§ Work to be completed
Your answer must be every line of the data that holds the string "robótica".
===== Records to process
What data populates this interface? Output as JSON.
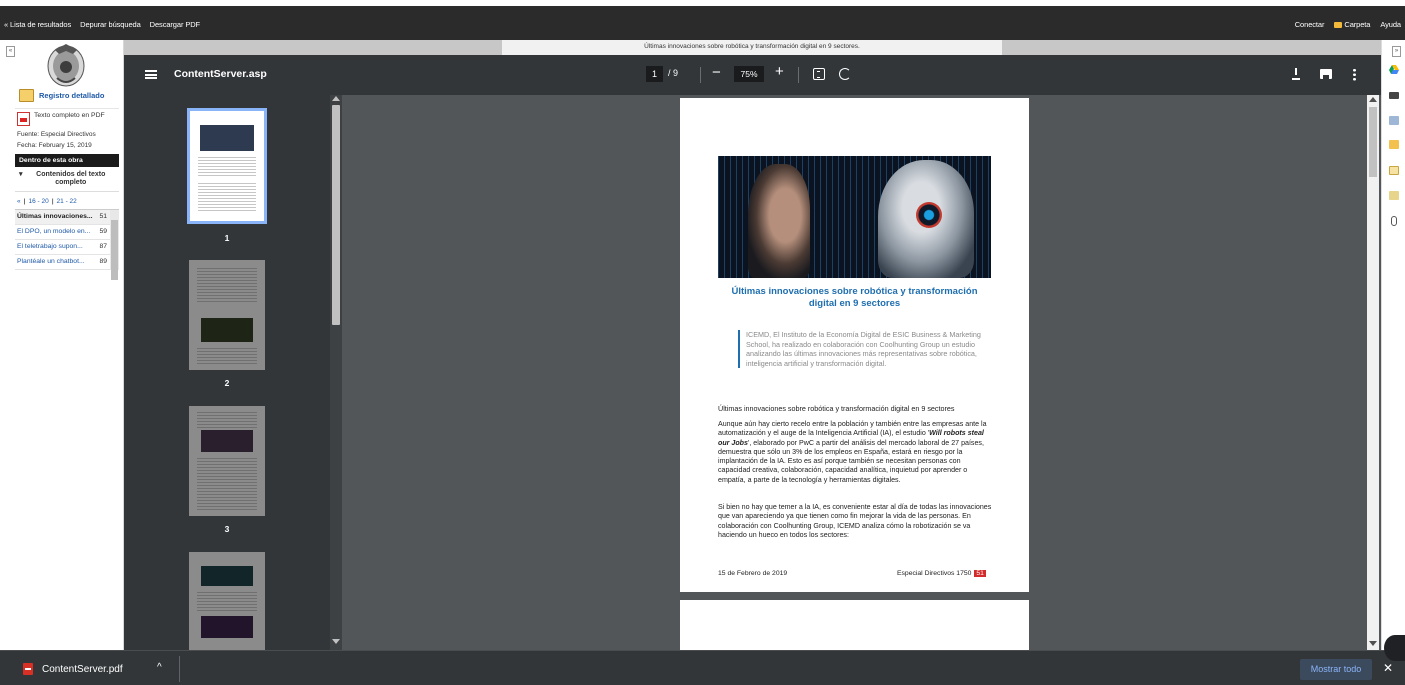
{
  "topbar": {
    "left_links": [
      "« Lista de resultados",
      "Depurar búsqueda",
      "Descargar PDF"
    ],
    "right_links": [
      "Conectar",
      "Carpeta",
      "Ayuda"
    ]
  },
  "left_panel": {
    "collapse_label": "«",
    "registro_label": "Registro detallado",
    "pdf_label": "Texto completo en PDF",
    "fuente": "Fuente: Especial Directivos",
    "fecha": "Fecha: February 15, 2019",
    "section_title": "Dentro de esta obra",
    "contents_label": "Contenidos del texto completo",
    "pager": {
      "prev": "«",
      "range1": "16 - 20",
      "range2": "21 - 22"
    },
    "toc": [
      {
        "title": "Últimas innovaciones...",
        "page": "51",
        "active": true
      },
      {
        "title": "El DPO, un modelo en...",
        "page": "59",
        "active": false
      },
      {
        "title": "El teletrabajo supon...",
        "page": "87",
        "active": false
      },
      {
        "title": "Plantéale un chatbot...",
        "page": "89",
        "active": false
      }
    ]
  },
  "viewer": {
    "doc_title": "Últimas innovaciones sobre robótica y transformación digital en 9 sectores.",
    "filename": "ContentServer.asp",
    "current_page": "1",
    "total_pages": "/ 9",
    "zoom": "75%",
    "thumb_numbers": [
      "1",
      "2",
      "3"
    ]
  },
  "page": {
    "title": "Últimas innovaciones sobre robótica y transformación digital en 9 sectores",
    "quote": "ICEMD, El Instituto de la Economía Digital de ESIC Business & Marketing School, ha realizado en colaboración con Coolhunting Group un estudio analizando las últimas innovaciones más representativas sobre robótica, inteligencia artificial y transformación digital.",
    "subtitle": "Últimas innovaciones sobre robótica y transformación digital en 9 sectores",
    "body_1_pre": "Aunque aún hay cierto recelo entre la población y también entre las empresas ante la automatización y el auge de la Inteligencia Artificial (IA), el estudio '",
    "body_1_em": "Will robots steal our Jobs",
    "body_1_post": "', elaborado por PwC a partir del análisis del mercado laboral de 27 países, demuestra que sólo un 3% de los empleos en España, estará en riesgo por la implantación de la IA. Esto es así porque también se necesitan personas con capacidad creativa, colaboración, capacidad analítica, inquietud por aprender o empatía, a parte de la tecnología y herramientas digitales.",
    "body_2": "Si bien no hay que temer a la IA, es conveniente estar al día de todas las innovaciones que van apareciendo ya que tienen como fin mejorar la vida de las personas. En colaboración con Coolhunting Group, ICEMD analiza cómo la robotización se va haciendo un hueco en todos los sectores:",
    "footer_date": "15 de Febrero de 2019",
    "footer_pub": "Especial Directivos 1750",
    "footer_page": "51"
  },
  "download_bar": {
    "file": "ContentServer.pdf",
    "caret": "^",
    "show_all": "Mostrar todo",
    "close": "✕"
  },
  "colors": {
    "link": "#1f5aa8",
    "accent_blue": "#1f6fb0",
    "pdf_red": "#d32b2b",
    "viewer_bg": "#525659",
    "toolbar_bg": "#323639"
  },
  "icons": {
    "topbar": [
      "folder-icon"
    ],
    "toolbar": [
      "menu-icon",
      "zoom-out-icon",
      "zoom-in-icon",
      "fit-page-icon",
      "rotate-icon",
      "download-icon",
      "print-icon",
      "more-icon"
    ],
    "right_rail": [
      "google-drive-icon",
      "print-icon",
      "image-icon",
      "folder-icon",
      "note-icon",
      "export-icon",
      "link-icon"
    ]
  }
}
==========
§ Exercise result
    "doc_title": "Últimas innovaciones sobre robótica y transformación digital en 9 sectores.",
    "title": "Últimas innovaciones sobre robótica y transformación digital en 9 sectores",
    "quote": "ICEMD, El Instituto de la Economía Digital de ESIC Business & Marketing School, ha realizado en colaboración con Coolhunting Group un estudio analizando las últimas innovaciones más representativas sobre robótica, inteligencia artificial y transformación digital.",
    "subtitle": "Últimas innovaciones sobre robótica y transformación digital en 9 sectores",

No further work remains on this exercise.